[27] Komineas S, Kalosakas G and Bishop A R 2002 Phys. Rev. E 65 061905


Title affiliation

8. Z. G. Yu and X. Song, Phys. Rev. Lett. (2001)86 6018 **9. N. F. Mott and E. A. Davis (1971) Electronic Processes in Non-Crystalline Solids (Oxford: Oxford University Press) p. 216 **

Yu and Song to interpret exp1 by Tran et al proposed variable range hopping (Mott and Davis)

+ a 1D disordered system

- possible small polaron character of the carriers

- multiphonon-assisted at high-T

Conclusion:

T↓ nearest neighbor hopping to variable range hoppingof electrons between localized states

T-dependent localization length (due to thermal structural fluctuations)

without invoking ionic conduction

probability for a hop from an occupied site to a vacant site

P ~ exp[- 2αR – W/kBT]

R distance between sitesα-1 localization length W the energy difference between sites

Mott (variable range hopping): competition between the two terms in the exponential

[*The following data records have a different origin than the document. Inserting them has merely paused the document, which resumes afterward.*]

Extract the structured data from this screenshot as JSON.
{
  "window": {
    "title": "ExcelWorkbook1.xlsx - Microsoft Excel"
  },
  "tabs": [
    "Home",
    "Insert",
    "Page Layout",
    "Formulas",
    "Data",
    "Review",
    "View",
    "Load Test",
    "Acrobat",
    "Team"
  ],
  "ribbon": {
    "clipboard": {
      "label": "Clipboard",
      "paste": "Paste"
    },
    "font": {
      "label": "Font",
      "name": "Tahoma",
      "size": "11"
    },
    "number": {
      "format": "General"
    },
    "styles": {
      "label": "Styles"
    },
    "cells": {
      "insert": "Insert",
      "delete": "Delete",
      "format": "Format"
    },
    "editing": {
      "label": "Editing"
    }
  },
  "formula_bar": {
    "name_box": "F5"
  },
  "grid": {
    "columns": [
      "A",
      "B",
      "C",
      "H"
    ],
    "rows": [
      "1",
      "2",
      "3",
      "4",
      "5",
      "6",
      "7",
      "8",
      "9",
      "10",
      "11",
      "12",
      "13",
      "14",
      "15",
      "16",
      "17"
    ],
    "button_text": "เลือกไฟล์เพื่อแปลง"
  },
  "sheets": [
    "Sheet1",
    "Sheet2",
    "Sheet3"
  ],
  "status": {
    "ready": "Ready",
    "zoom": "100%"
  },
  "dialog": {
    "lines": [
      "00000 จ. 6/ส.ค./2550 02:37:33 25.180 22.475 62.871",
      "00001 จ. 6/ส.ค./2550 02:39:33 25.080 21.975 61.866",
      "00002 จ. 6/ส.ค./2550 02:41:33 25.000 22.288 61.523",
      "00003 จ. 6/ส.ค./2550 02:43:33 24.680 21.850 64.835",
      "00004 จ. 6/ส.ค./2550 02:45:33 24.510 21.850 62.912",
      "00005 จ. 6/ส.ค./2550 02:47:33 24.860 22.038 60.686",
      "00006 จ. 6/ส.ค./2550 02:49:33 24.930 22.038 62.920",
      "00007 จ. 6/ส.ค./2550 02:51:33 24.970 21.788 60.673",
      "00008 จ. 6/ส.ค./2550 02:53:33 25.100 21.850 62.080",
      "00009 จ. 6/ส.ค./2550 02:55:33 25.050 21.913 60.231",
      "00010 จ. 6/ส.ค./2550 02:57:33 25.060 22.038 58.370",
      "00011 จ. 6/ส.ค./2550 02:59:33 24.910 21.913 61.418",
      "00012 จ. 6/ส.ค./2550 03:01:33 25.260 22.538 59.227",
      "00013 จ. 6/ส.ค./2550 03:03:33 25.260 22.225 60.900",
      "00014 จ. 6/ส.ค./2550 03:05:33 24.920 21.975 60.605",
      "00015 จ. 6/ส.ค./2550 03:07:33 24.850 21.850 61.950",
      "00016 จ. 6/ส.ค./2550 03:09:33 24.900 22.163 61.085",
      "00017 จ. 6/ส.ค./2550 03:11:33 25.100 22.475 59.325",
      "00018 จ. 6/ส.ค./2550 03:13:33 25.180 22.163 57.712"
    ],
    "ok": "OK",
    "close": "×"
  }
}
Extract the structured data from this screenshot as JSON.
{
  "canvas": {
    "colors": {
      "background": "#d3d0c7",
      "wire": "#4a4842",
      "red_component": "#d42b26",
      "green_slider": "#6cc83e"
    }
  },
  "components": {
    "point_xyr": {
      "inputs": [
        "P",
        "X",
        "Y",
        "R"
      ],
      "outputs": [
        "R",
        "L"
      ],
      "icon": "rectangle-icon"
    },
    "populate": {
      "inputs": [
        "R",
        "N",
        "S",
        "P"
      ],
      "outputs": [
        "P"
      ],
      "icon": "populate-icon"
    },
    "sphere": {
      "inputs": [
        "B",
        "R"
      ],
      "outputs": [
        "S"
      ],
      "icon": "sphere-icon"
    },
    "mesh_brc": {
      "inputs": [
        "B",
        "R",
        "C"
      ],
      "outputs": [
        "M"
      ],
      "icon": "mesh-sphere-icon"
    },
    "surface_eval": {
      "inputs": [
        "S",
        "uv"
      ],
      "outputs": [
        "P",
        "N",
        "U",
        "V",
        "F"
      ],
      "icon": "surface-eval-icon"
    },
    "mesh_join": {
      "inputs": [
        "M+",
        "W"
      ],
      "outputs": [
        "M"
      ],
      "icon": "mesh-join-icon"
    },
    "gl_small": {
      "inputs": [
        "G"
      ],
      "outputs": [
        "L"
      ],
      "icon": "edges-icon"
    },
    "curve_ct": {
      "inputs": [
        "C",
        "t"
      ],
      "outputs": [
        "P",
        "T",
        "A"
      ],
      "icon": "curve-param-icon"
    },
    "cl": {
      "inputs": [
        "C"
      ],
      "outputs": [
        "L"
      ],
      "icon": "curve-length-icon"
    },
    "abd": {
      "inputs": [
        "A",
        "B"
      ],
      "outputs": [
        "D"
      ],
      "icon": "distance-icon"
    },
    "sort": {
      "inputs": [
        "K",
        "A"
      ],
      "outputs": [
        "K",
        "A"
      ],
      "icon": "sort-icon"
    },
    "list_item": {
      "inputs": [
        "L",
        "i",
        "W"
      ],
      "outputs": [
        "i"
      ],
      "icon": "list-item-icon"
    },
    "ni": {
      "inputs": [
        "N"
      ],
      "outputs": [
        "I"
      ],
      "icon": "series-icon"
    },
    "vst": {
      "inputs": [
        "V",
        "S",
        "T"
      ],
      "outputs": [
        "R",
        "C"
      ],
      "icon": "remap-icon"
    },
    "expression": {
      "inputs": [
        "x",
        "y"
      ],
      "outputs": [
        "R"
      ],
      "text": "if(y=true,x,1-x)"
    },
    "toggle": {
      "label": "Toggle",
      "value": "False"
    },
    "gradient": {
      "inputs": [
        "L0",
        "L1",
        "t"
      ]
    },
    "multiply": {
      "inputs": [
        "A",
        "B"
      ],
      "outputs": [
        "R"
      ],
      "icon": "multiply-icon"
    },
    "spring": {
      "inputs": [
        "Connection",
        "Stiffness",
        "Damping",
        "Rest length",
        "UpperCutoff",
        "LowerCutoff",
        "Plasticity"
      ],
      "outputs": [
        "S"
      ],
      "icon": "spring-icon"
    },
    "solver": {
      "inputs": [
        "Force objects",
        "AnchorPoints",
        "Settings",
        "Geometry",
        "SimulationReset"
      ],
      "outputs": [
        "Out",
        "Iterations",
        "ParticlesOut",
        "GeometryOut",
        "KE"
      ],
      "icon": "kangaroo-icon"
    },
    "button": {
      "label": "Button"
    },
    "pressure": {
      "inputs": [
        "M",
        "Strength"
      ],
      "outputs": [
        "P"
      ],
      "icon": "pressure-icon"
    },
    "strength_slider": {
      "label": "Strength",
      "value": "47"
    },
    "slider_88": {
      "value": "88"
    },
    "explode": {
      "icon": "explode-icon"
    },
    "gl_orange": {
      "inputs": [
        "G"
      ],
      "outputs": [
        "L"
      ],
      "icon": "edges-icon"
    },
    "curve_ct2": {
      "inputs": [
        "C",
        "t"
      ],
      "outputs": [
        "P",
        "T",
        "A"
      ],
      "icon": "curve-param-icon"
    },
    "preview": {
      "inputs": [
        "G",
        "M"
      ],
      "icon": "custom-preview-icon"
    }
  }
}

Indeed in DNA: two competing mechanisms (unistep superexchange and multistep hopping)

For details see my notes.


  • Login